2. Section 2634.302 is amended by:End Amendment Part Start Amendment Part
A. Removing paragraph (a)(2);End Amendment Part Start Amendment Part
B. Redesignating paragraph (a)(1) as paragraph (a); andEnd Amendment Part Start Amendment Part
C. In redesignated paragraph (a), further designate paragraphs (i) through (iv) as paragraphs (a)(1) through (a)(4), respectively.End Amendment Part Start Part
PART 2635—STANDARDS OF ETHICAL CONDUCT FOR EMPLOYEES OF THE EXECUTIVE BRANCHEnd Part Start Amendment Part
3. The authority citation for part 2635 continues to read as follows:End Amendment Part
Subpart B—Gifts From Outside Sources
4. Section 2635.203 is amended by removing the phrase “or for payments made to charitable organizations in lieu of honoraria under § 2636.204 of this chapter” before the period at the end of paragraph (f)(2).End Amendment Part Start Printed Page 16987
Subpart H—Outside Activities
5. Section 2635.804 is amended by removing the citation “§ 2636.303(b)(8)” in paragraph (c)(1) and adding in its place the citation “§ 2636.303(b)(7)”.End Amendment Part Start Part
PART 2636—LIMITATIONS ON OUTSIDE EARNED INCOME, EMPLOYMENT AND AFFILIATIONS FOR CERTAIN NONCAREER EMPLOYEESEnd Part Start Amendment Part
6. The authority citation for part 2636 continues to read as follows:End Amendment Part
Subpart A—General ProvisionsStart Amendment Part
7. Section 2636.103 is amended by revising paragraph (a)(2) to read as follows:End Amendment Part
(a) * * *
(2) An advisory opinion may not be obtained for the purpose of establishing whether a noncareer employee who is subject to the restrictions in subpart C of this part may receive compensation for teaching.
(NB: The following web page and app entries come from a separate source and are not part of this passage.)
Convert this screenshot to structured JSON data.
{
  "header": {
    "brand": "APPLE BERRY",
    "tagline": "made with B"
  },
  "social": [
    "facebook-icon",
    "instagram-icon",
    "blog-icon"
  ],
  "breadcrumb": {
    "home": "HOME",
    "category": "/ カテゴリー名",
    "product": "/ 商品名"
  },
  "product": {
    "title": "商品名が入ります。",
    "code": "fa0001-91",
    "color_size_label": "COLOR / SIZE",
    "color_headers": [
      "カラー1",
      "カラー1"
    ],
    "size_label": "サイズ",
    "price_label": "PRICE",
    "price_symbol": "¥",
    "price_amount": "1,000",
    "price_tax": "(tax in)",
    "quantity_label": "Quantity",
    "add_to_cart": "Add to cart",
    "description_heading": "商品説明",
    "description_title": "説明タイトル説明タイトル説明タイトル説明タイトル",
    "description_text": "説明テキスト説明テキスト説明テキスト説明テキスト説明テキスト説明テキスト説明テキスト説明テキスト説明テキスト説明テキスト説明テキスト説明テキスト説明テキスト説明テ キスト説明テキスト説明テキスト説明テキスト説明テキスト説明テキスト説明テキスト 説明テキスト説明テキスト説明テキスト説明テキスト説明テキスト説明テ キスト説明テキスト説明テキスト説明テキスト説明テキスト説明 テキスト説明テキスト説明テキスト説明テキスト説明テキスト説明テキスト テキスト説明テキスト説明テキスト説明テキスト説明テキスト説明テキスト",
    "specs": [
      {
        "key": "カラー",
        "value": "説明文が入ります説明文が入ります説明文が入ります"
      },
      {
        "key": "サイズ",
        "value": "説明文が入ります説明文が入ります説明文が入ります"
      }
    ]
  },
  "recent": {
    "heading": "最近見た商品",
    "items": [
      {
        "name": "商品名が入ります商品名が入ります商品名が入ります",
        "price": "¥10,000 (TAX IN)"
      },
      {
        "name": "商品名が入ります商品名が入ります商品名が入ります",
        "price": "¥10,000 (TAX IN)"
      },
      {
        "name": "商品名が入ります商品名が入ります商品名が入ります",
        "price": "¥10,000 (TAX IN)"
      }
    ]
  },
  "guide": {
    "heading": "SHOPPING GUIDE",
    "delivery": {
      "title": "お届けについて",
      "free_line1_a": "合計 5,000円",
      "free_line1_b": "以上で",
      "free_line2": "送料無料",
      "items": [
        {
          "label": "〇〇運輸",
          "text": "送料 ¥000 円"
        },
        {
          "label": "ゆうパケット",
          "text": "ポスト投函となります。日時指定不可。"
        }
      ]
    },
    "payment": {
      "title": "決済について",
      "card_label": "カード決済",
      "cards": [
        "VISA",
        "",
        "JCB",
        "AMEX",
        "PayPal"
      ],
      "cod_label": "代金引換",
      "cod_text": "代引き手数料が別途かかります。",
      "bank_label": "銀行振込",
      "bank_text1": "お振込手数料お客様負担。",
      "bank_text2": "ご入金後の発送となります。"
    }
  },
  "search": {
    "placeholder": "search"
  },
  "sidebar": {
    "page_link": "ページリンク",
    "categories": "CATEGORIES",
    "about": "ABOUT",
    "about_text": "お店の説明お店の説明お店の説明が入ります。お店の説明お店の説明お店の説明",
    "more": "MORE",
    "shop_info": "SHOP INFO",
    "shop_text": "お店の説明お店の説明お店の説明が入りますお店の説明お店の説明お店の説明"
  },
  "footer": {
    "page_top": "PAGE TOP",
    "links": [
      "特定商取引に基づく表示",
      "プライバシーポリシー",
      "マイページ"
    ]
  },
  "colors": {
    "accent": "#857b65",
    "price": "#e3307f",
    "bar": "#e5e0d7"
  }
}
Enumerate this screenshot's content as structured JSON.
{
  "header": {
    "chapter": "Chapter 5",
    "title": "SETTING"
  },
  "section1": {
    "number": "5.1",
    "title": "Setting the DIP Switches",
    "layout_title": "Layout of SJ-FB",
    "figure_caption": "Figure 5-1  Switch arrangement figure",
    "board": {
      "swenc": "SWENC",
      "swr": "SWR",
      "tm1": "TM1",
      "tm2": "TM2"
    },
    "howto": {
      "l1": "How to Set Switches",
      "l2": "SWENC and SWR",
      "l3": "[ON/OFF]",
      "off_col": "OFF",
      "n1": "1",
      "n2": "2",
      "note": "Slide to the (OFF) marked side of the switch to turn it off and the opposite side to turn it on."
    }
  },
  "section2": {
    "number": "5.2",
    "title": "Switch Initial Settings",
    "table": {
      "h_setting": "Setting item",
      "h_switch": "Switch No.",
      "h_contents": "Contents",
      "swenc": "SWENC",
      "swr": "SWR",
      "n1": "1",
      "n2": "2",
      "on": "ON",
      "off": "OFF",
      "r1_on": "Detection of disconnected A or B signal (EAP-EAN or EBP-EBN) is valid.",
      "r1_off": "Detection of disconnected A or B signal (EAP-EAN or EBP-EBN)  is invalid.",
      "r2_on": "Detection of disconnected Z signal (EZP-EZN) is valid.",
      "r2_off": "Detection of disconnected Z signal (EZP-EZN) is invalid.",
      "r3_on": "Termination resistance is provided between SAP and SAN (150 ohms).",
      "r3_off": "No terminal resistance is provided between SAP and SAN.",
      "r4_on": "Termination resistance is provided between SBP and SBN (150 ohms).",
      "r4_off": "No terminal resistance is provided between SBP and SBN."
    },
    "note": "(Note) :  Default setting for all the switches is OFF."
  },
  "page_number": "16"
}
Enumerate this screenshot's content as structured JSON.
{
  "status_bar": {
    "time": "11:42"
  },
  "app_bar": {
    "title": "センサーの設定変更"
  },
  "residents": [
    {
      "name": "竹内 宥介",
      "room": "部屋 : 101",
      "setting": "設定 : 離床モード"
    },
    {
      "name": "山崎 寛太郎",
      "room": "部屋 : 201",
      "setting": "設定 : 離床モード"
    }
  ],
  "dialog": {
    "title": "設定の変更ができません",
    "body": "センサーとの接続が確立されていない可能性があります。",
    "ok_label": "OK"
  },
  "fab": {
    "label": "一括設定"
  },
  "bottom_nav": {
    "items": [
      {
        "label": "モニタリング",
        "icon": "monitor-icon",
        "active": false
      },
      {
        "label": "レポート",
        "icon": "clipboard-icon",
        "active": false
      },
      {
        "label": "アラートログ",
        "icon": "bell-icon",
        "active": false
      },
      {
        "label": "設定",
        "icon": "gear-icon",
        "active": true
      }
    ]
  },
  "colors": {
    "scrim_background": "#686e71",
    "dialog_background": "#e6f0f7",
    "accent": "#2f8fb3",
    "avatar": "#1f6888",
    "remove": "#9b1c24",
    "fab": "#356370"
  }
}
An advisory opinion issued under this section may not be substituted for the advance written approval required by § 2636.307 of this part.
Subpart C—Outside Earned Income Limitation and Employment and Affiliations Restrictions Applicable to Certain Noncareer EmployeesStart Amendment Part
8. Section 2636.303 is amended by:End Amendment Part Start Amendment Part
A. Adding the word “or” following the semicolon at the end of paragraph (b)(6);End Amendment Part Start Amendment Part
B. Removing paragraph (b)(7);End Amendment Part Start Amendment Part
C. Redesignating paragraph (b)(8) as new paragraph (b)(7); andEnd Amendment Part Start Amendment Part
D. Removing the second sentence of the undesignated text at the end of paragraph (c) and revising the last sentence thereof.End Amendment Part
The revision reads as follows:
(c) * * *
* * * Also, compensation or outside earned income donated to a charitable organization is received by the employee.
[FR Doc. E7-6228 Filed 4-5-07; 8:45 am]
BILLING CODE 6345-02-P